▸ **WORK TO COMPLETE**:
Would you repeat the listing below verbatim and drop the images?
*** Opening of ENTRIES SUPPLIED ***
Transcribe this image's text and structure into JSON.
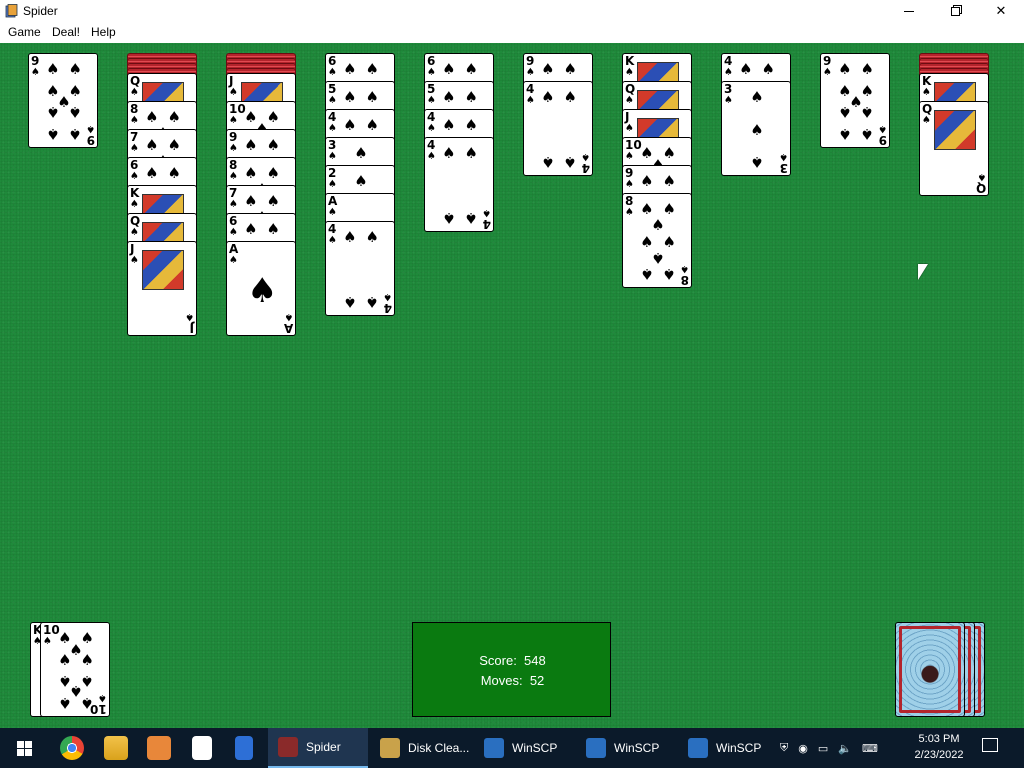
{
  "window": {
    "title": "Spider"
  },
  "menu": {
    "items": [
      "Game",
      "Deal!",
      "Help"
    ]
  },
  "tableau": [
    {
      "face_down": 0,
      "cards": [
        {
          "rank": "9",
          "suit": "♠"
        }
      ]
    },
    {
      "face_down": 4,
      "cards": [
        {
          "rank": "Q",
          "suit": "♠"
        },
        {
          "rank": "8",
          "suit": "♠"
        },
        {
          "rank": "7",
          "suit": "♠"
        },
        {
          "rank": "6",
          "suit": "♠"
        },
        {
          "rank": "K",
          "suit": "♠"
        },
        {
          "rank": "Q",
          "suit": "♠"
        },
        {
          "rank": "J",
          "suit": "♠"
        }
      ]
    },
    {
      "face_down": 4,
      "cards": [
        {
          "rank": "J",
          "suit": "♠"
        },
        {
          "rank": "10",
          "suit": "♠"
        },
        {
          "rank": "9",
          "suit": "♠"
        },
        {
          "rank": "8",
          "suit": "♠"
        },
        {
          "rank": "7",
          "suit": "♠"
        },
        {
          "rank": "6",
          "suit": "♠"
        },
        {
          "rank": "A",
          "suit": "♠"
        }
      ]
    },
    {
      "face_down": 0,
      "cards": [
        {
          "rank": "6",
          "suit": "♠"
        },
        {
          "rank": "5",
          "suit": "♠"
        },
        {
          "rank": "4",
          "suit": "♠"
        },
        {
          "rank": "3",
          "suit": "♠"
        },
        {
          "rank": "2",
          "suit": "♠"
        },
        {
          "rank": "A",
          "suit": "♠"
        },
        {
          "rank": "4",
          "suit": "♠"
        }
      ]
    },
    {
      "face_down": 0,
      "cards": [
        {
          "rank": "6",
          "suit": "♠"
        },
        {
          "rank": "5",
          "suit": "♠"
        },
        {
          "rank": "4",
          "suit": "♠"
        },
        {
          "rank": "4",
          "suit": "♠"
        }
      ]
    },
    {
      "face_down": 0,
      "cards": [
        {
          "rank": "9",
          "suit": "♠"
        },
        {
          "rank": "4",
          "suit": "♠"
        }
      ]
    },
    {
      "face_down": 0,
      "cards": [
        {
          "rank": "K",
          "suit": "♠"
        },
        {
          "rank": "Q",
          "suit": "♠"
        },
        {
          "rank": "J",
          "suit": "♠"
        },
        {
          "rank": "10",
          "suit": "♠"
        },
        {
          "rank": "9",
          "suit": "♠"
        },
        {
          "rank": "8",
          "suit": "♠"
        }
      ]
    },
    {
      "face_down": 0,
      "cards": [
        {
          "rank": "4",
          "suit": "♠"
        },
        {
          "rank": "3",
          "suit": "♠"
        }
      ]
    },
    {
      "face_down": 0,
      "cards": [
        {
          "rank": "9",
          "suit": "♠"
        }
      ]
    },
    {
      "face_down": 4,
      "cards": [
        {
          "rank": "K",
          "suit": "♠"
        },
        {
          "rank": "Q",
          "suit": "♠"
        }
      ]
    }
  ],
  "foundation": {
    "completed": [
      {
        "top_rank": "K",
        "second_rank": "10",
        "suit": "♠"
      }
    ]
  },
  "status": {
    "score_label": "Score:",
    "score": "548",
    "moves_label": "Moves:",
    "moves": "52"
  },
  "stock": {
    "piles": 3
  },
  "taskbar": {
    "items": [
      {
        "label": "Spider",
        "active": true
      },
      {
        "label": "Disk Clea...",
        "active": false
      },
      {
        "label": "WinSCP",
        "active": false
      },
      {
        "label": "WinSCP",
        "active": false
      },
      {
        "label": "WinSCP",
        "active": false
      }
    ],
    "time": "5:03 PM",
    "date": "2/23/2022"
  },
  "colors": {
    "felt": "#1f8a3b",
    "score_box": "#0a7a10",
    "card_back": "#b3242c",
    "taskbar": "#0b1a2a"
  }
}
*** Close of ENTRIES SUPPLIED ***
▸ **WRITTEN ANSWER**:
Transcribe this image's text and structure into JSON.
{
  "window": {
    "title": "Spider"
  },
  "menu": {
    "items": [
      "Game",
      "Deal!",
      "Help"
    ]
  },
  "tableau": [
    {
      "face_down": 0,
      "cards": [
        {
          "rank": "9",
          "suit": "♠"
        }
      ]
    },
    {
      "face_down": 4,
      "cards": [
        {
          "rank": "Q",
          "suit": "♠"
        },
        {
          "rank": "8",
          "suit": "♠"
        },
        {
          "rank": "7",
          "suit": "♠"
        },
        {
          "rank": "6",
          "suit": "♠"
        },
        {
          "rank": "K",
          "suit": "♠"
        },
        {
          "rank": "Q",
          "suit": "♠"
        },
        {
          "rank": "J",
          "suit": "♠"
        }
      ]
    },
    {
      "face_down": 4,
      "cards": [
        {
          "rank": "J",
          "suit": "♠"
        },
        {
          "rank": "10",
          "suit": "♠"
        },
        {
          "rank": "9",
          "suit": "♠"
        },
        {
          "rank": "8",
          "suit": "♠"
        },
        {
          "rank": "7",
          "suit": "♠"
        },
        {
          "rank": "6",
          "suit": "♠"
        },
        {
          "rank": "A",
          "suit": "♠"
        }
      ]
    },
    {
      "face_down": 0,
      "cards": [
        {
          "rank": "6",
          "suit": "♠"
        },
        {
          "rank": "5",
          "suit": "♠"
        },
        {
          "rank": "4",
          "suit": "♠"
        },
        {
          "rank": "3",
          "suit": "♠"
        },
        {
          "rank": "2",
          "suit": "♠"
        },
        {
          "rank": "A",
          "suit": "♠"
        },
        {
          "rank": "4",
          "suit": "♠"
        }
      ]
    },
    {
      "face_down": 0,
      "cards": [
        {
          "rank": "6",
          "suit": "♠"
        },
        {
          "rank": "5",
          "suit": "♠"
        },
        {
          "rank": "4",
          "suit": "♠"
        },
        {
          "rank": "4",
          "suit": "♠"
        }
      ]
    },
    {
      "face_down": 0,
      "cards": [
        {
          "rank": "9",
          "suit": "♠"
        },
        {
          "rank": "4",
          "suit": "♠"
        }
      ]
    },
    {
      "face_down": 0,
      "cards": [
        {
          "rank": "K",
          "suit": "♠"
        },
        {
          "rank": "Q",
          "suit": "♠"
        },
        {
          "rank": "J",
          "suit": "♠"
        },
        {
          "rank": "10",
          "suit": "♠"
        },
        {
          "rank": "9",
          "suit": "♠"
        },
        {
          "rank": "8",
          "suit": "♠"
        }
      ]
    },
    {
      "face_down": 0,
      "cards": [
        {
          "rank": "4",
          "suit": "♠"
        },
        {
          "rank": "3",
          "suit": "♠"
        }
      ]
    },
    {
      "face_down": 0,
      "cards": [
        {
          "rank": "9",
          "suit": "♠"
        }
      ]
    },
    {
      "face_down": 4,
      "cards": [
        {
          "rank": "K",
          "suit": "♠"
        },
        {
          "rank": "Q",
          "suit": "♠"
        }
      ]
    }
  ],
  "foundation": {
    "completed": [
      {
        "top_rank": "K",
        "second_rank": "10",
        "suit": "♠"
      }
    ]
  },
  "status": {
    "score_label": "Score:",
    "score": "548",
    "moves_label": "Moves:",
    "moves": "52"
  },
  "stock": {
    "piles": 3
  },
  "taskbar": {
    "items": [
      {
        "label": "Spider",
        "active": true
      },
      {
        "label": "Disk Clea...",
        "active": false
      },
      {
        "label": "WinSCP",
        "active": false
      },
      {
        "label": "WinSCP",
        "active": false
      },
      {
        "label": "WinSCP",
        "active": false
      }
    ],
    "time": "5:03 PM",
    "date": "2/23/2022"
  },
  "colors": {
    "felt": "#1f8a3b",
    "score_box": "#0a7a10",
    "card_back": "#b3242c",
    "taskbar": "#0b1a2a"
  }
}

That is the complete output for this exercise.